But vaccine protection then plunged, while natural immunity kept getting better. By mid-July vaccinated people were four times more likely to be infected - and that gap remained until the study ended in November.
SOURCE: https://www.cdc.gov/mmwr/volumes/71/wr/mm7104e1.htm (see table 2)
Just as important, giving a vaccine to people with natural immunity did little to further increase their protection - the difference was minor and could have been due to chance.
But as the great mRNA vaccine experiment churns to a halt, the more important question going forward is not whether the vaccines offer lasting immunity.
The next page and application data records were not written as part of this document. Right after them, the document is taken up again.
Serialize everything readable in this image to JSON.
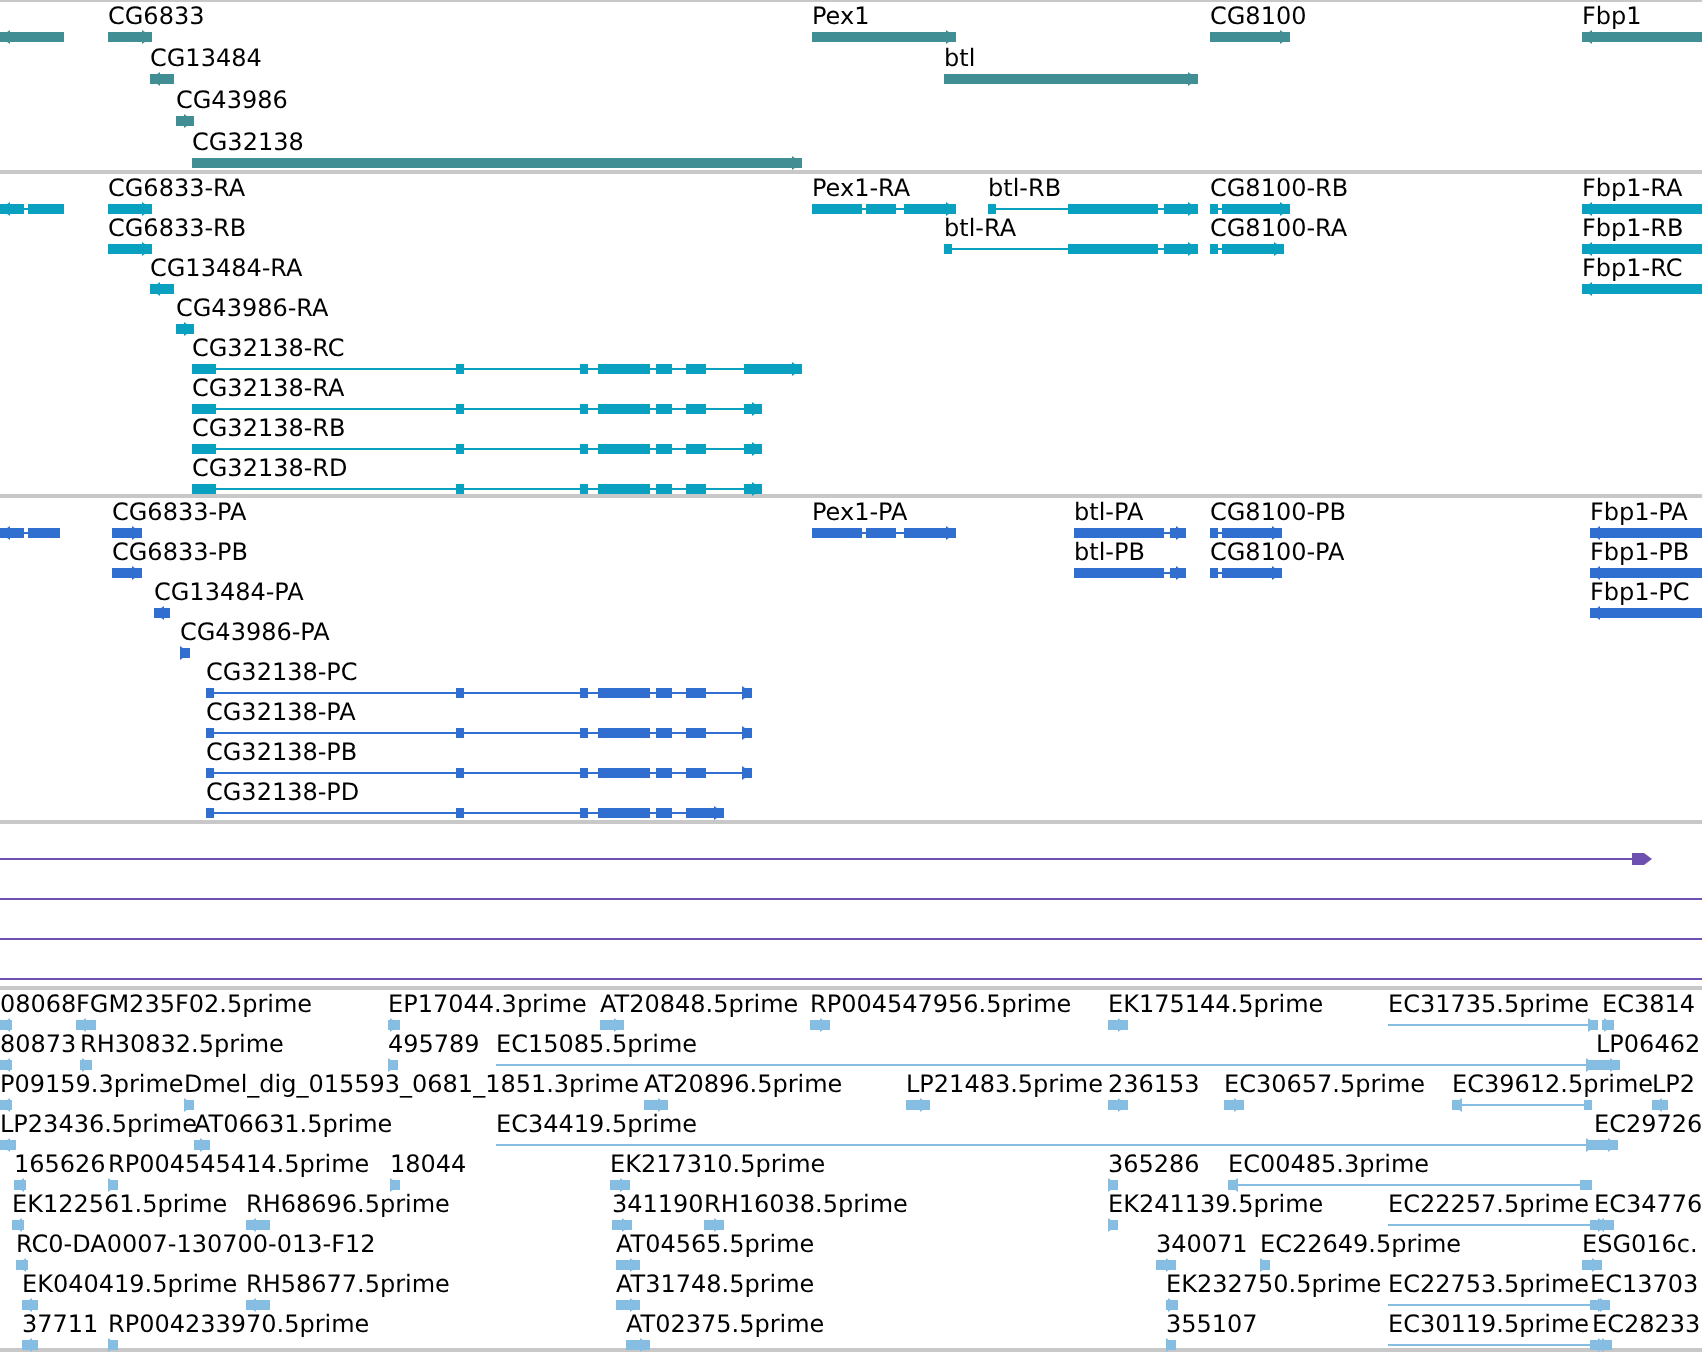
{
  "tracks": [
    {
      "kind": "gene",
      "features": [
        {
          "reverse": true
        },
        {
          "label": "CG6833",
          "reverse": false
        },
        {
          "label": "CG13484",
          "reverse": true
        },
        {
          "label": "CG43986",
          "reverse": false
        },
        {
          "label": "CG32138",
          "reverse": false
        },
        {
          "label": "Pex1",
          "reverse": false
        },
        {
          "label": "btl",
          "reverse": false
        },
        {
          "label": "CG8100",
          "reverse": false
        },
        {
          "label": "Fbp1",
          "reverse": true
        }
      ]
    },
    {
      "kind": "transcript",
      "features": [
        {
          "reverse": true
        },
        {
          "label": "CG6833-RA",
          "reverse": false
        },
        {
          "label": "CG6833-RB",
          "reverse": false
        },
        {
          "label": "CG13484-RA",
          "reverse": true
        },
        {
          "label": "CG43986-RA",
          "reverse": false
        },
        {
          "label": "CG32138-RC",
          "reverse": false
        },
        {
          "label": "CG32138-RA",
          "reverse": false
        },
        {
          "label": "CG32138-RB",
          "reverse": false
        },
        {
          "label": "CG32138-RD",
          "reverse": false
        },
        {
          "label": "Pex1-RA",
          "reverse": false
        },
        {
          "label": "btl-RB",
          "reverse": false
        },
        {
          "label": "btl-RA",
          "reverse": false
        },
        {
          "label": "CG8100-RB",
          "reverse": false
        },
        {
          "label": "CG8100-RA",
          "reverse": false
        },
        {
          "label": "Fbp1-RA",
          "reverse": true
        },
        {
          "label": "Fbp1-RB",
          "reverse": true
        },
        {
          "label": "Fbp1-RC",
          "reverse": true
        }
      ]
    },
    {
      "kind": "protein",
      "features": [
        {
          "reverse": true
        },
        {
          "label": "CG6833-PA",
          "reverse": false
        },
        {
          "label": "CG6833-PB",
          "reverse": false
        },
        {
          "label": "CG13484-PA",
          "reverse": true
        },
        {
          "label": "CG43986-PA",
          "reverse": false
        },
        {
          "label": "CG32138-PC",
          "reverse": false
        },
        {
          "label": "CG32138-PA",
          "reverse": false
        },
        {
          "label": "CG32138-PB",
          "reverse": false
        },
        {
          "label": "CG32138-PD",
          "reverse": false
        },
        {
          "label": "Pex1-PA",
          "reverse": false
        },
        {
          "label": "btl-PA",
          "reverse": false
        },
        {
          "label": "btl-PB",
          "reverse": false
        },
        {
          "label": "CG8100-PB",
          "reverse": false
        },
        {
          "label": "CG8100-PA",
          "reverse": false
        },
        {
          "label": "Fbp1-PA",
          "reverse": true
        },
        {
          "label": "Fbp1-PB",
          "reverse": true
        },
        {
          "label": "Fbp1-PC",
          "reverse": true
        }
      ]
    },
    {
      "kind": "alignment",
      "features": [
        {
          "arrowhead": true
        },
        {
          "arrowhead": false
        },
        {
          "arrowhead": false
        },
        {
          "arrowhead": false
        }
      ]
    },
    {
      "kind": "est",
      "features": [
        {
          "label": "08068",
          "reverse": true
        },
        {
          "label": "FGM235F02.5prime",
          "reverse": true
        },
        {
          "label": "EP17044.3prime",
          "reverse": false
        },
        {
          "label": "AT20848.5prime",
          "reverse": false
        },
        {
          "label": "RP004547956.5prime",
          "reverse": false
        },
        {
          "label": "EK175144.5prime",
          "reverse": false
        },
        {
          "label": "EC31735.5prime",
          "reverse": false
        },
        {
          "label": "EC3814",
          "reverse": false
        },
        {
          "label": "80873",
          "reverse": true
        },
        {
          "label": "RH30832.5prime",
          "reverse": false
        },
        {
          "label": "495789",
          "reverse": false
        },
        {
          "label": "EC15085.5prime",
          "reverse": false
        },
        {
          "label": "LP06462",
          "reverse": false
        },
        {
          "label": "P09159.3prime",
          "reverse": true
        },
        {
          "label": "Dmel_dig_015593_0681_1851.3prime",
          "reverse": false
        },
        {
          "label": "AT20896.5prime",
          "reverse": false
        },
        {
          "label": "LP21483.5prime",
          "reverse": false
        },
        {
          "label": "236153",
          "reverse": false
        },
        {
          "label": "EC30657.5prime",
          "reverse": false
        },
        {
          "label": "EC39612.5prime",
          "reverse": true
        },
        {
          "label": "LP2",
          "reverse": true
        },
        {
          "label": "LP23436.5prime",
          "reverse": true
        },
        {
          "label": "AT06631.5prime",
          "reverse": false
        },
        {
          "label": "EC34419.5prime",
          "reverse": false
        },
        {
          "label": "EC29726",
          "reverse": false
        },
        {
          "label": "165626",
          "reverse": true
        },
        {
          "label": "RP004545414.5prime",
          "reverse": false
        },
        {
          "label": "18044",
          "reverse": false
        },
        {
          "label": "EK217310.5prime",
          "reverse": false
        },
        {
          "label": "365286",
          "reverse": false
        },
        {
          "label": "EC00485.3prime",
          "reverse": true
        },
        {
          "label": "EK122561.5prime",
          "reverse": true
        },
        {
          "label": "RH68696.5prime",
          "reverse": true
        },
        {
          "label": "341190",
          "reverse": false
        },
        {
          "label": "RH16038.5prime",
          "reverse": false
        },
        {
          "label": "EK241139.5prime",
          "reverse": false
        },
        {
          "label": "EC22257.5prime",
          "reverse": false
        },
        {
          "label": "EC34776",
          "reverse": true
        },
        {
          "label": "RC0-DA0007-130700-013-F12",
          "reverse": true
        },
        {
          "label": "AT04565.5prime",
          "reverse": false
        },
        {
          "label": "340071",
          "reverse": false
        },
        {
          "label": "EC22649.5prime",
          "reverse": false
        },
        {
          "label": "ESG016c.",
          "reverse": false
        },
        {
          "label": "EK040419.5prime",
          "reverse": true
        },
        {
          "label": "RH58677.5prime",
          "reverse": true
        },
        {
          "label": "AT31748.5prime",
          "reverse": false
        },
        {
          "label": "EK232750.5prime",
          "reverse": false
        },
        {
          "label": "EC22753.5prime",
          "reverse": false
        },
        {
          "label": "EC13703",
          "reverse": false
        },
        {
          "label": "37711",
          "reverse": true
        },
        {
          "label": "RP004233970.5prime",
          "reverse": false
        },
        {
          "label": "AT02375.5prime",
          "reverse": false
        },
        {
          "label": "355107",
          "reverse": false
        },
        {
          "label": "EC30119.5prime",
          "reverse": false
        },
        {
          "label": "EC28233",
          "reverse": false
        }
      ]
    }
  ]
}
We already know the answer is no.
It is whether those vaccines will damage immunity AFTER they fail and people are infected and recover.
A new letter in the Lancet offers a hint.
Researchers examined seven Germans who were infected with Omicron in South Africa in late November and early December. Six were in their mid-20s, while the seventh was 39. All were healthy, and all had been not just vaccinated but boosted. Even so, they all became symptomatic, and three developed shortness of breath (hardly evidence that vaccination reduces symptoms).
Two weeks after the patients had recovered, the researchers checked six of them for T-cells against different parts of the Sars-Cov-2 viral particle. T-cells form the core of long-lasting immunity against infection. One type, CD4+ T-cells, works with another part of the immune system - B-cells - to make antibodies against the coronavirus and other invaders. The other type, CD8+ T-cells, directly attacks and kills infected cells, so they can’t produce more viruses.
The researchers said they found “robust CD4 and CD8 T-cell responses” in the patients.
But the actual data appear to tell a different story, especially about the CD8 cells - which the vaccines are known to stimulate only weakly if at all. The charts in the appendix show that two patients had no CD8 cells at all, including against the spike protein. And none of the patients developed CD8 cells capable of recognizing the viral membrane. (Side note: if I ever write a book about investigative reporting, I’m calling it THE GOOD STUFF IS IN THE APPENDIX.)
The results were somewhat better for the CD4, though even those responses were nearly all below 0.1 percent, meaning that fewer than 1 out of 1,000 T-cells could recognize any of the specific viral proteins.
These results don’t look particularly robust to me, but I’d like some subject matter experts to weigh in. You can email me at alexberensonauthor at protonmail.com.
Here’s the paper:
And the relevant charts from the appendix:
Have at it, hive mind!